*** Opening GIVEN ENTRIES ***

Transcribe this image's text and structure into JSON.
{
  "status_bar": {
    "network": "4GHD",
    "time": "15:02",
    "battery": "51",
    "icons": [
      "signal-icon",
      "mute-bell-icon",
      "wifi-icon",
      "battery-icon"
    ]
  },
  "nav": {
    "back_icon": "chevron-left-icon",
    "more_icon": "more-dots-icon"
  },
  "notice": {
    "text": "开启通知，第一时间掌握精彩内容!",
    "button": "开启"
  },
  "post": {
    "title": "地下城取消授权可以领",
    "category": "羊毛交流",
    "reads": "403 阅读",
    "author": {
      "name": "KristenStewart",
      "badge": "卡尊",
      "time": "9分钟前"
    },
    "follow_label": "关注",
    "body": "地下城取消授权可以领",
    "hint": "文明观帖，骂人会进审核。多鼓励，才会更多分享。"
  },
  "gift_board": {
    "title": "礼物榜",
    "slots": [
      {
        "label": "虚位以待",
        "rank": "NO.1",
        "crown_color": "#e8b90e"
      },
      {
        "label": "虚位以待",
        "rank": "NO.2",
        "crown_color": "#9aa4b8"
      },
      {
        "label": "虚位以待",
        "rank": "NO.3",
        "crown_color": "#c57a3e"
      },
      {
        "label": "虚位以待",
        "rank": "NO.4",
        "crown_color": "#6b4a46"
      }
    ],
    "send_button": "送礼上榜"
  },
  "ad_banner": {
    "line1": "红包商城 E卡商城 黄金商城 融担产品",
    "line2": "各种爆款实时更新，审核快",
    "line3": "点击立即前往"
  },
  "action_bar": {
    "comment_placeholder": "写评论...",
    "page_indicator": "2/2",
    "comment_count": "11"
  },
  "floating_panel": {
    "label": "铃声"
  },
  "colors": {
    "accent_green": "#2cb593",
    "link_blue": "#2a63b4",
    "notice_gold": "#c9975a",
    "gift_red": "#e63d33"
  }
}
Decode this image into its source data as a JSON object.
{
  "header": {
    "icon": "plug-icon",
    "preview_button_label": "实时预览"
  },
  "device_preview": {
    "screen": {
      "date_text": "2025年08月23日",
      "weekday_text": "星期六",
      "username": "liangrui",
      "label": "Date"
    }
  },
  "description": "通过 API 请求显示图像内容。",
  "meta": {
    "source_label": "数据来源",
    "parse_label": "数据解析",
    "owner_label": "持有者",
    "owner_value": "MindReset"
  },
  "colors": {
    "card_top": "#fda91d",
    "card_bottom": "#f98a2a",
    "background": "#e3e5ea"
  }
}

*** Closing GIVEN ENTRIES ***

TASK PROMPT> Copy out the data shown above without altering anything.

RESULT>
Transcribe this image's text and structure into JSON.
{
  "status_bar": {
    "network": "4GHD",
    "time": "15:02",
    "battery": "51",
    "icons": [
      "signal-icon",
      "mute-bell-icon",
      "wifi-icon",
      "battery-icon"
    ]
  },
  "nav": {
    "back_icon": "chevron-left-icon",
    "more_icon": "more-dots-icon"
  },
  "notice": {
    "text": "开启通知，第一时间掌握精彩内容!",
    "button": "开启"
  },
  "post": {
    "title": "地下城取消授权可以领",
    "category": "羊毛交流",
    "reads": "403 阅读",
    "author": {
      "name": "KristenStewart",
      "badge": "卡尊",
      "time": "9分钟前"
    },
    "follow_label": "关注",
    "body": "地下城取消授权可以领",
    "hint": "文明观帖，骂人会进审核。多鼓励，才会更多分享。"
  },
  "gift_board": {
    "title": "礼物榜",
    "slots": [
      {
        "label": "虚位以待",
        "rank": "NO.1",
        "crown_color": "#e8b90e"
      },
      {
        "label": "虚位以待",
        "rank": "NO.2",
        "crown_color": "#9aa4b8"
      },
      {
        "label": "虚位以待",
        "rank": "NO.3",
        "crown_color": "#c57a3e"
      },
      {
        "label": "虚位以待",
        "rank": "NO.4",
        "crown_color": "#6b4a46"
      }
    ],
    "send_button": "送礼上榜"
  },
  "ad_banner": {
    "line1": "红包商城 E卡商城 黄金商城 融担产品",
    "line2": "各种爆款实时更新，审核快",
    "line3": "点击立即前往"
  },
  "action_bar": {
    "comment_placeholder": "写评论...",
    "page_indicator": "2/2",
    "comment_count": "11"
  },
  "floating_panel": {
    "label": "铃声"
  },
  "colors": {
    "accent_green": "#2cb593",
    "link_blue": "#2a63b4",
    "notice_gold": "#c9975a",
    "gift_red": "#e63d33"
  }
}
Decode this image into its source data as a JSON object.
{
  "header": {
    "icon": "plug-icon",
    "preview_button_label": "实时预览"
  },
  "device_preview": {
    "screen": {
      "date_text": "2025年08月23日",
      "weekday_text": "星期六",
      "username": "liangrui",
      "label": "Date"
    }
  },
  "description": "通过 API 请求显示图像内容。",
  "meta": {
    "source_label": "数据来源",
    "parse_label": "数据解析",
    "owner_label": "持有者",
    "owner_value": "MindReset"
  },
  "colors": {
    "card_top": "#fda91d",
    "card_bottom": "#f98a2a",
    "background": "#e3e5ea"
  }
}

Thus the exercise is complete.